§ **App and web page records**:
-- Opening Marker --
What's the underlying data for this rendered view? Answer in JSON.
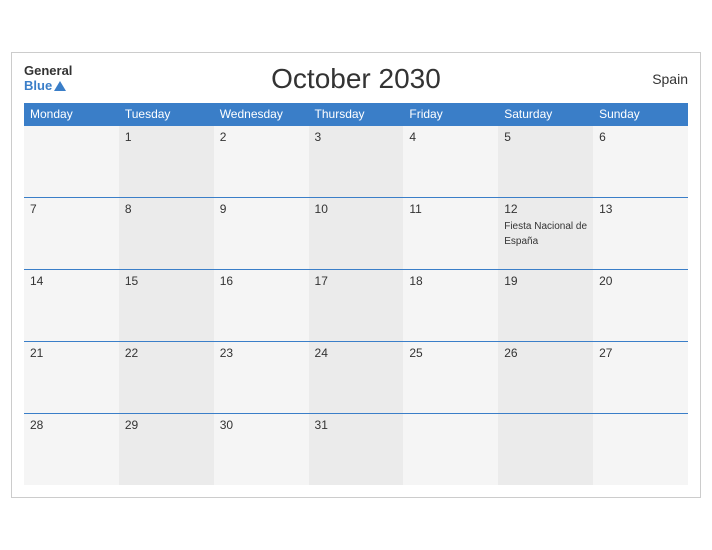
{
  "header": {
    "logo_general": "General",
    "logo_blue": "Blue",
    "title": "October 2030",
    "country": "Spain"
  },
  "weekdays": [
    "Monday",
    "Tuesday",
    "Wednesday",
    "Thursday",
    "Friday",
    "Saturday",
    "Sunday"
  ],
  "weeks": [
    [
      {
        "day": "",
        "events": []
      },
      {
        "day": "1",
        "events": []
      },
      {
        "day": "2",
        "events": []
      },
      {
        "day": "3",
        "events": []
      },
      {
        "day": "4",
        "events": []
      },
      {
        "day": "5",
        "events": []
      },
      {
        "day": "6",
        "events": []
      }
    ],
    [
      {
        "day": "7",
        "events": []
      },
      {
        "day": "8",
        "events": []
      },
      {
        "day": "9",
        "events": []
      },
      {
        "day": "10",
        "events": []
      },
      {
        "day": "11",
        "events": []
      },
      {
        "day": "12",
        "events": [
          "Fiesta Nacional de España"
        ]
      },
      {
        "day": "13",
        "events": []
      }
    ],
    [
      {
        "day": "14",
        "events": []
      },
      {
        "day": "15",
        "events": []
      },
      {
        "day": "16",
        "events": []
      },
      {
        "day": "17",
        "events": []
      },
      {
        "day": "18",
        "events": []
      },
      {
        "day": "19",
        "events": []
      },
      {
        "day": "20",
        "events": []
      }
    ],
    [
      {
        "day": "21",
        "events": []
      },
      {
        "day": "22",
        "events": []
      },
      {
        "day": "23",
        "events": []
      },
      {
        "day": "24",
        "events": []
      },
      {
        "day": "25",
        "events": []
      },
      {
        "day": "26",
        "events": []
      },
      {
        "day": "27",
        "events": []
      }
    ],
    [
      {
        "day": "28",
        "events": []
      },
      {
        "day": "29",
        "events": []
      },
      {
        "day": "30",
        "events": []
      },
      {
        "day": "31",
        "events": []
      },
      {
        "day": "",
        "events": []
      },
      {
        "day": "",
        "events": []
      },
      {
        "day": "",
        "events": []
      }
    ]
  ]
}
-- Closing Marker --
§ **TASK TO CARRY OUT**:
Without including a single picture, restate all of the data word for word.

§ **RESPONSE BELOW**:
What's the underlying data for this rendered view? Answer in JSON.
{
  "header": {
    "logo_general": "General",
    "logo_blue": "Blue",
    "title": "October 2030",
    "country": "Spain"
  },
  "weekdays": [
    "Monday",
    "Tuesday",
    "Wednesday",
    "Thursday",
    "Friday",
    "Saturday",
    "Sunday"
  ],
  "weeks": [
    [
      {
        "day": "",
        "events": []
      },
      {
        "day": "1",
        "events": []
      },
      {
        "day": "2",
        "events": []
      },
      {
        "day": "3",
        "events": []
      },
      {
        "day": "4",
        "events": []
      },
      {
        "day": "5",
        "events": []
      },
      {
        "day": "6",
        "events": []
      }
    ],
    [
      {
        "day": "7",
        "events": []
      },
      {
        "day": "8",
        "events": []
      },
      {
        "day": "9",
        "events": []
      },
      {
        "day": "10",
        "events": []
      },
      {
        "day": "11",
        "events": []
      },
      {
        "day": "12",
        "events": [
          "Fiesta Nacional de España"
        ]
      },
      {
        "day": "13",
        "events": []
      }
    ],
    [
      {
        "day": "14",
        "events": []
      },
      {
        "day": "15",
        "events": []
      },
      {
        "day": "16",
        "events": []
      },
      {
        "day": "17",
        "events": []
      },
      {
        "day": "18",
        "events": []
      },
      {
        "day": "19",
        "events": []
      },
      {
        "day": "20",
        "events": []
      }
    ],
    [
      {
        "day": "21",
        "events": []
      },
      {
        "day": "22",
        "events": []
      },
      {
        "day": "23",
        "events": []
      },
      {
        "day": "24",
        "events": []
      },
      {
        "day": "25",
        "events": []
      },
      {
        "day": "26",
        "events": []
      },
      {
        "day": "27",
        "events": []
      }
    ],
    [
      {
        "day": "28",
        "events": []
      },
      {
        "day": "29",
        "events": []
      },
      {
        "day": "30",
        "events": []
      },
      {
        "day": "31",
        "events": []
      },
      {
        "day": "",
        "events": []
      },
      {
        "day": "",
        "events": []
      },
      {
        "day": "",
        "events": []
      }
    ]
  ]
}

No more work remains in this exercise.